Hot questions for Using Neural networks in azure machine learning studio

Top 10 Python Open Source / Neural networks / azure machine learning studio

Question:

I have a minimal example of a neural network with a back-propagation trainer, testing it on the IRIS data set. I started of with 7 hidden nodes and it worked well.

I lowered the number of nodes in the hidden layer to 1 (expecting it to fail), but was surprised to see that the accuracy went up.

I set up the experiment in azure ml, just to validate that it wasn't my code. Same thing there, 98.3333% accuracy with a single hidden node.

Can anyone explain to me what is happening here?


Answer:

First, it has been well established that a variety of classification models yield incredibly good results on Iris (Iris is very predictable); see here, for example.

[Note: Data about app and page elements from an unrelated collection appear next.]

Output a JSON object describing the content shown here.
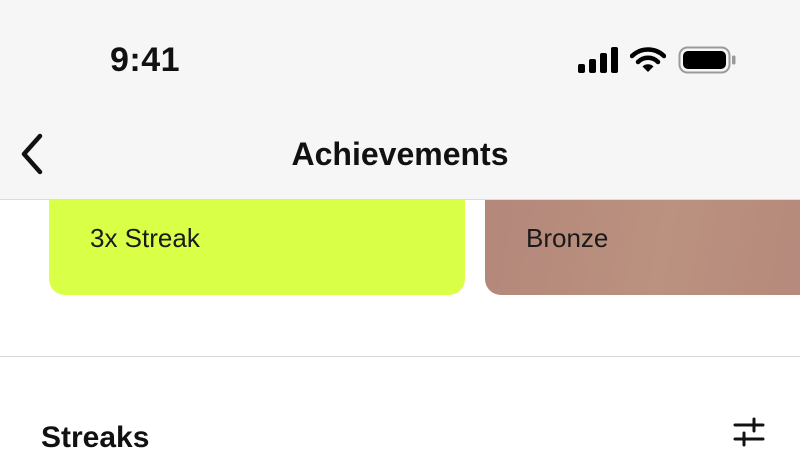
{
  "status_bar": {
    "time": "9:41",
    "icons": [
      "cellular-signal-icon",
      "wifi-icon",
      "battery-icon"
    ]
  },
  "nav": {
    "title": "Achievements",
    "back_icon": "chevron-left-icon"
  },
  "achievements": [
    {
      "label": "3x Streak",
      "color": "#d9ff47"
    },
    {
      "label": "Bronze",
      "color": "#b8897a"
    }
  ],
  "streaks_section": {
    "title": "Streaks",
    "filter_icon": "sliders-icon"
  }
}
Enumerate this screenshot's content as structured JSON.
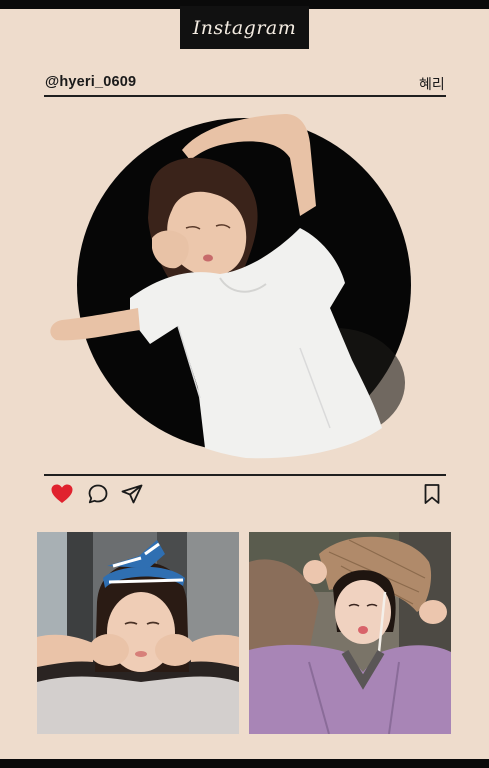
{
  "app": {
    "logo_text": "Instagram"
  },
  "post": {
    "handle": "@hyeri_0609",
    "display_name": "혜리"
  },
  "icons": {
    "like": "heart-icon",
    "comment": "comment-bubble-icon",
    "share": "send-icon",
    "save": "bookmark-icon"
  },
  "colors": {
    "background": "#eedccc",
    "logo_bg": "#111111",
    "heart": "#e0222e",
    "rule": "#1f1f1f"
  }
}
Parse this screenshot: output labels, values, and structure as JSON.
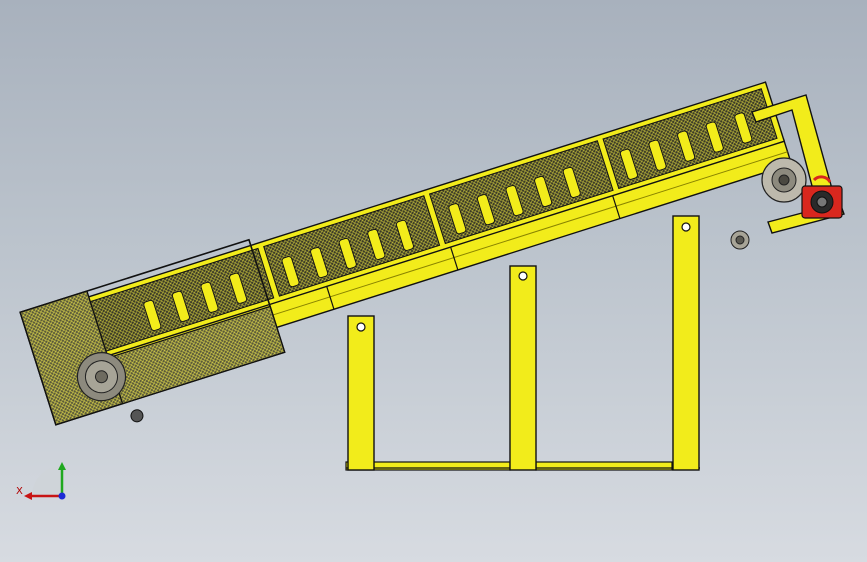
{
  "viewport": {
    "background_top": "#a8b1bd",
    "background_bottom": "#d7dbe1"
  },
  "model": {
    "colors": {
      "frame": "#f2ec1b",
      "frame_dark": "#8a8400",
      "belt_cover": "#3b3a2a",
      "outline": "#111111",
      "drive_unit": "#d8271e",
      "pulley": "#a7a497"
    }
  },
  "triad": {
    "x_label": "X",
    "x_color": "#c81414",
    "y_color": "#1fa81f",
    "z_color": "#1c2bd6",
    "icon": "coordinate-triad-icon"
  }
}
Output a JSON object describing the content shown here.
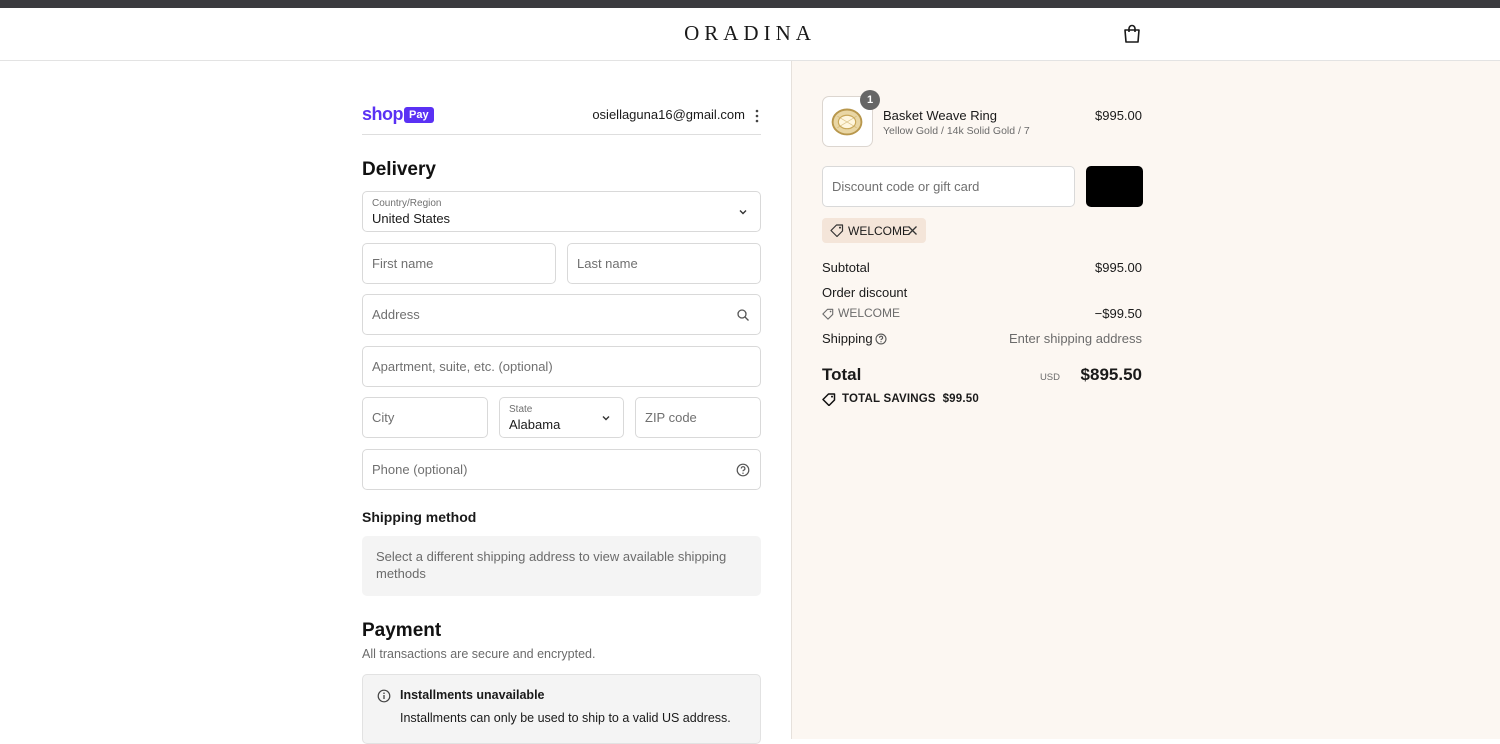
{
  "header": {
    "logo": "ORADINA",
    "cart_icon": "shopping-bag-icon"
  },
  "shop_pay": {
    "brand_text": "shop",
    "badge_text": "Pay",
    "email": "osiellaguna16@gmail.com"
  },
  "delivery": {
    "heading": "Delivery",
    "country": {
      "label": "Country/Region",
      "value": "United States"
    },
    "first_name_placeholder": "First name",
    "last_name_placeholder": "Last name",
    "address_placeholder": "Address",
    "apartment_placeholder": "Apartment, suite, etc. (optional)",
    "city_placeholder": "City",
    "state": {
      "label": "State",
      "value": "Alabama"
    },
    "zip_placeholder": "ZIP code",
    "phone_placeholder": "Phone (optional)"
  },
  "shipping_method": {
    "heading": "Shipping method",
    "message": "Select a different shipping address to view available shipping methods"
  },
  "payment": {
    "heading": "Payment",
    "subtitle": "All transactions are secure and encrypted.",
    "notice_title": "Installments unavailable",
    "notice_text": "Installments can only be used to ship to a valid US address."
  },
  "order": {
    "item": {
      "quantity": "1",
      "name": "Basket Weave Ring",
      "variant": "Yellow Gold / 14k Solid Gold / 7",
      "price": "$995.00"
    },
    "discount_placeholder": "Discount code or gift card",
    "applied_code": "WELCOME",
    "subtotal_label": "Subtotal",
    "subtotal_value": "$995.00",
    "order_discount_label": "Order discount",
    "discount_code": "WELCOME",
    "discount_value": "−$99.50",
    "shipping_label": "Shipping",
    "shipping_value": "Enter shipping address",
    "total_label": "Total",
    "total_currency": "USD",
    "total_value": "$895.50",
    "savings_label": "TOTAL SAVINGS",
    "savings_value": "$99.50"
  },
  "colors": {
    "shop_pay_purple": "#5a31f4",
    "summary_background": "#fcf7f2",
    "chip_background": "#f4e5d9"
  }
}
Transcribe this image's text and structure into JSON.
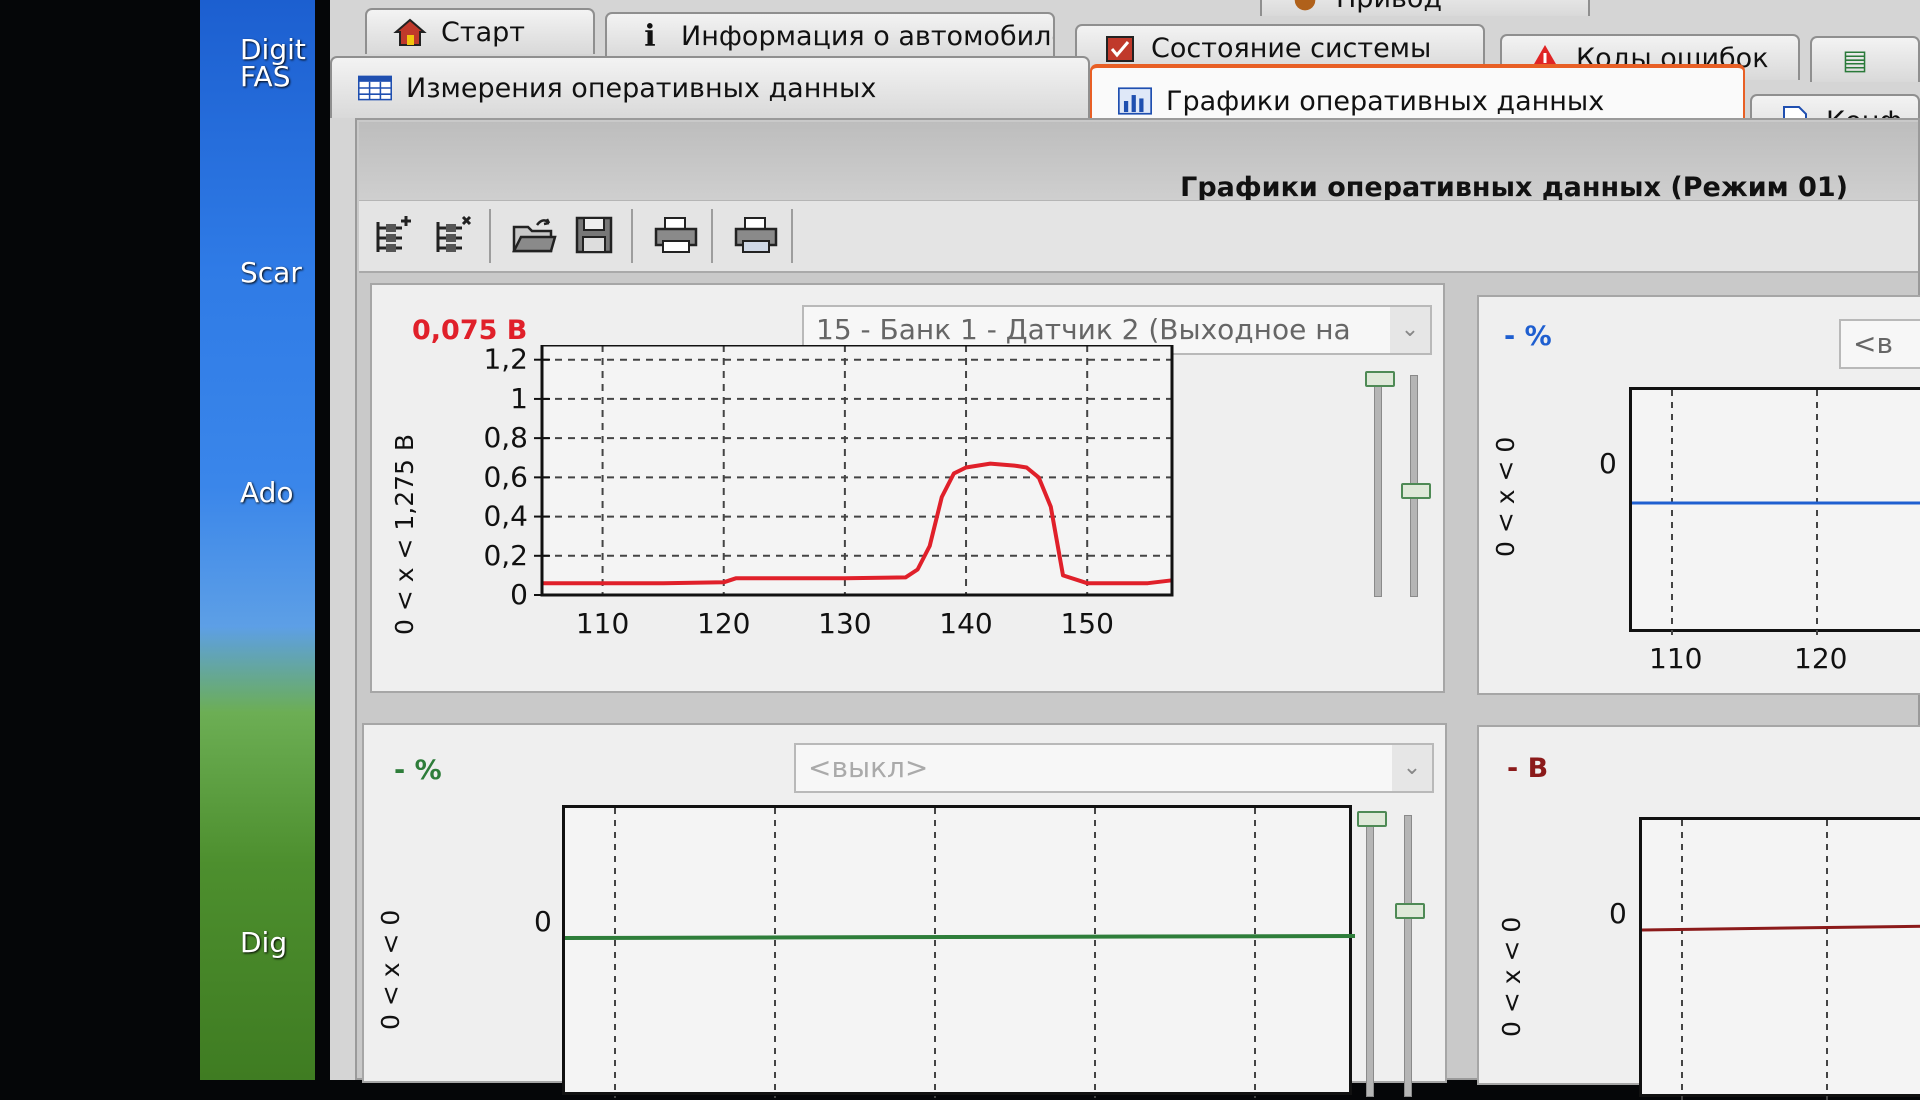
{
  "desktop": {
    "labels": [
      "Digit",
      "FAS",
      "Scar",
      "Ado",
      "Dig"
    ]
  },
  "tabs": {
    "row1": [
      {
        "label": "Старт",
        "icon": "home-icon"
      },
      {
        "label": "Информация о автомобиле",
        "icon": "info-icon"
      },
      {
        "label": "Состояние системы",
        "icon": "system-status-icon"
      },
      {
        "label": "Коды ошибок",
        "icon": "warning-icon"
      }
    ],
    "row0_partial": [
      "Привод"
    ],
    "row2": [
      {
        "label": "Измерения оперативных данных",
        "icon": "table-icon"
      },
      {
        "label": "Графики оперативных данных",
        "icon": "chart-icon",
        "active": true
      },
      {
        "label": "Конф",
        "icon": "document-icon"
      }
    ]
  },
  "section": {
    "title": "Графики оперативных данных (Режим 01)"
  },
  "toolbar": {
    "tools": [
      "add-graph-icon",
      "remove-graph-icon",
      "open-icon",
      "save-icon",
      "print-icon",
      "print-preview-icon"
    ]
  },
  "panels": {
    "top_left": {
      "readout": "0,075 В",
      "readout_color": "#e0202a",
      "selector": "15 - Банк 1 - Датчик 2 (Выходное на",
      "range_label": "0 < x < 1,275 В",
      "line_color": "#e0202a"
    },
    "top_right": {
      "readout": "- %",
      "readout_color": "#1f5fd0",
      "selector": "<в",
      "range_label": "0 < x < 0",
      "zero_label": "0",
      "x_ticks": [
        "110",
        "120"
      ],
      "line_color": "#1f5fd0"
    },
    "bottom_left": {
      "readout": "- %",
      "readout_color": "#2e7d3a",
      "selector": "<выкл>",
      "range_label": "0 < x < 0",
      "zero_label": "0",
      "line_color": "#2e7d3a"
    },
    "bottom_right": {
      "readout": "- В",
      "readout_color": "#8b1a1a",
      "range_label": "0 < x < 0",
      "zero_label": "0",
      "line_color": "#8b1a1a"
    }
  },
  "chart_data": {
    "type": "line",
    "xlabel": "",
    "ylabel": "0 < x < 1,275 В",
    "xlim": [
      105,
      157
    ],
    "ylim": [
      0,
      1.275
    ],
    "x_ticks": [
      "110",
      "120",
      "130",
      "140",
      "150"
    ],
    "y_ticks": [
      "0",
      "0,2",
      "0,4",
      "0,6",
      "0,8",
      "1",
      "1,2"
    ],
    "grid": true,
    "series": [
      {
        "x": [
          105,
          115,
          120,
          121,
          128,
          130,
          135,
          136,
          137,
          138,
          139,
          140,
          142,
          144,
          145,
          146,
          147,
          148,
          150,
          152,
          155,
          157
        ],
        "y": [
          0.06,
          0.06,
          0.065,
          0.085,
          0.085,
          0.085,
          0.09,
          0.13,
          0.25,
          0.5,
          0.62,
          0.65,
          0.67,
          0.66,
          0.65,
          0.6,
          0.45,
          0.1,
          0.06,
          0.06,
          0.06,
          0.075
        ]
      }
    ]
  }
}
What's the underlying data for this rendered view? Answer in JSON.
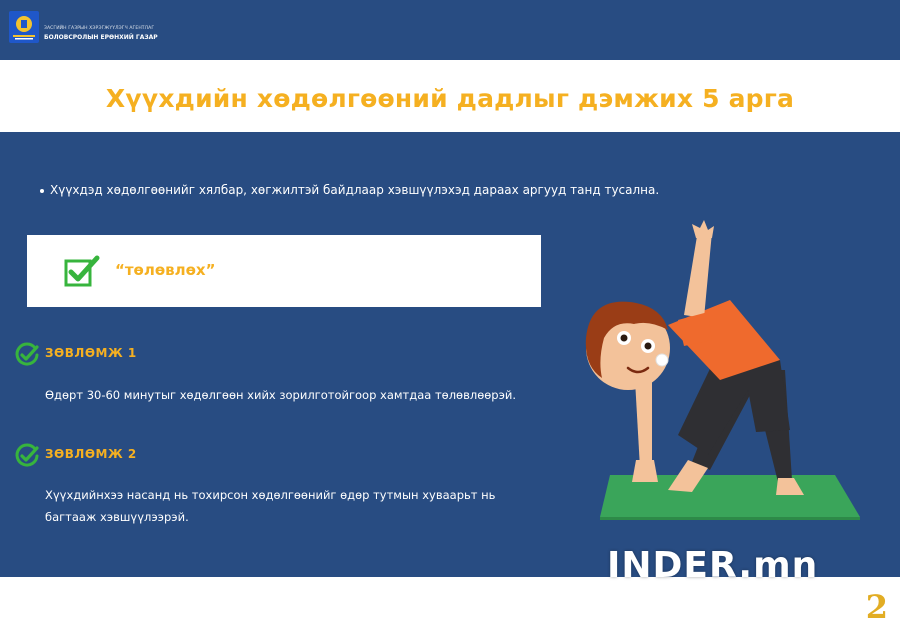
{
  "header": {
    "agency_line1": "ЗАСГИЙН ГАЗРЫН ХЭРЭГЖҮҮЛЭГЧ АГЕНТЛАГ",
    "agency_line2": "БОЛОВСРОЛЫН ЕРӨНХИЙ ГАЗАР"
  },
  "title": "Хүүхдийн хөдөлгөөний дадлыг дэмжих 5 арга",
  "intro": "Хүүхдэд хөдөлгөөнийг хялбар, хөгжилтэй байдлаар хэвшүүлэхэд дараах аргууд танд тусална.",
  "plan": {
    "label": "“төлөвлөх”"
  },
  "tips": [
    {
      "title": "ЗӨВЛӨМЖ 1",
      "text": "Өдөрт 30-60 минутыг хөдөлгөөн хийх зорилготойгоор хамтдаа төлөвлөөрэй."
    },
    {
      "title": "ЗӨВЛӨМЖ 2",
      "text_line1": "Хүүхдийнхээ насанд нь тохирсон хөдөлгөөнийг өдөр тутмын хуваарьт нь",
      "text_line2": "багтааж хэвшүүлээрэй."
    }
  ],
  "watermark": "INDER.mn",
  "page_number": "2",
  "colors": {
    "navy": "#284c82",
    "accent_yellow": "#f5b021",
    "check_green": "#37b43d",
    "mat_green": "#3aa55a"
  }
}
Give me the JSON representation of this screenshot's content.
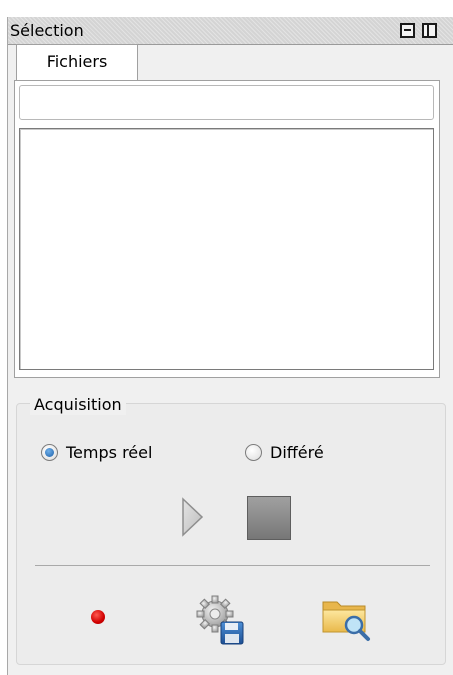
{
  "window": {
    "title": "Sélection"
  },
  "tabs": [
    {
      "label": "Fichiers",
      "active": true
    }
  ],
  "files": {
    "filter_value": "",
    "items": []
  },
  "acquisition": {
    "group_title": "Acquisition",
    "modes": [
      {
        "label": "Temps réel",
        "checked": true
      },
      {
        "label": "Différé",
        "checked": false
      }
    ],
    "icons": {
      "play": "play-icon",
      "stop": "stop-icon",
      "record": "record-icon",
      "settings": "gear-save-icon",
      "browse": "folder-search-icon"
    }
  },
  "colors": {
    "record": "#d00000",
    "radio_checked": "#1d5fa8",
    "panel_bg": "#f0f0f0"
  }
}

Secondly, we can observe that there are relatively few features in the Iris dataset. Moreover, if you look at the dataset description you can see that two of the features are very highly correlated with the class outcomes.

These correlation values are linear, single-feature correlations, which indicates that one can most likely apply a linear model and observe good results. Neural nets are highly nonlinear; they become more and more complex and capture greater and greater nonlinear feature combinations as the number of hidden nodes and hidden layers is increased.

Taking these facts into account, that (a) there are few features to begin with and (b) that there are high linear correlations with class, would all point to a less complex, linear function as being the appropriate predictive model-- by using a single hidden node, you are very nearly using a linear model.

It can also be noted that, in the absence of any hidden layer (i.e., just input and output nodes), and when the logistic transfer function is used, this is equivalent to logistic regression.

Question:

I'm working with data scientists who would like to gain insight and understanding of the neural network models that they train using the visual interfaces in Azure Machine Learning Studio/Service. Is it possible to dump out and inspect the internal representation of a neural network model? Is there a way that I could write code that accesses the nodes and weights of a trained neural network in order to visualize the network as a graph structure? Or if Azure Machine Learning Studio/Service doesn't support this I'd appreciate advice on a different machine learning framework that might be more appropriate for this kind of analysis.

Things I have tried:

  • Train Model outputs an ILearnerDotNet (AML Studio) or Model (AML Service). I looked for items to drag into the workspace where I could write custom code such as Execute Python Script. They seem to accept datasets, but not ILearnerDotNet/Model as input.
  • I wasn't able to locate documentation about the ILearnerDotNet/Model interfaces.
  • Selecting the Train Model output offers the option to Save as Trained Model. This creates a trained model object and that would help me reference the trained model in other places, but I didn't find a way to use this to get at its internals.

I'm new to the Azure Machine Learning landscape, and could use some help with how to get started on how to access this data.


Answer:

Quote from Azure ML Exam reference:

By default, the architecture of neural networks is limited to a single hidden layer with sigmoid as the activation function and softmax in the last layer. You can change this in the properties of the model, opening the Hidden layer specification dropdown list, and selecting a Custom definition script. A text box will appear in which you will be able to insert a Net# script. This script language allows you to define neural networks architectures.

For instance, if you want to create a two layer network, you may put the following code.

input Picture [28, 28];
hidden H1 [200] from Picture all;
hidden H2 [200] from H1 all;
output Result [10] softmax from H2 all;

Nevertheless, with Net# you will face certain limitations as, it does not accept regularization (neither L2 nor dropout). Also, there is no ReLU activation that are commonly used in deep learning due to their benefits in backpropagation. You cannot modify the batch size of the Stochastic Gradient Descent (SGD). Besides that, you cannot use other optimization algorithms. You can use SGD with momentum, but not others like Adam, or RMSprop. You cannot define recurrent or recursive neural networks.

Another great tool is CNTK (Cognitive Toolkit) that allows you defining your computational graph and create a fully customizable model. Quote from documentation

It is a Microsoft open source deep learning toolkit. Like other deep learning tools, CNTK is based on the construction of computational graphs and their optimization using automatic differentiation. The toolkit is highly optimized and scales efficiently (from CPU, to GPU, to multiple machines). CNTK is also very portable and flexible; you can use it with programming languages like Python, C#, or C++, but you can also use a model description language called BrainScript.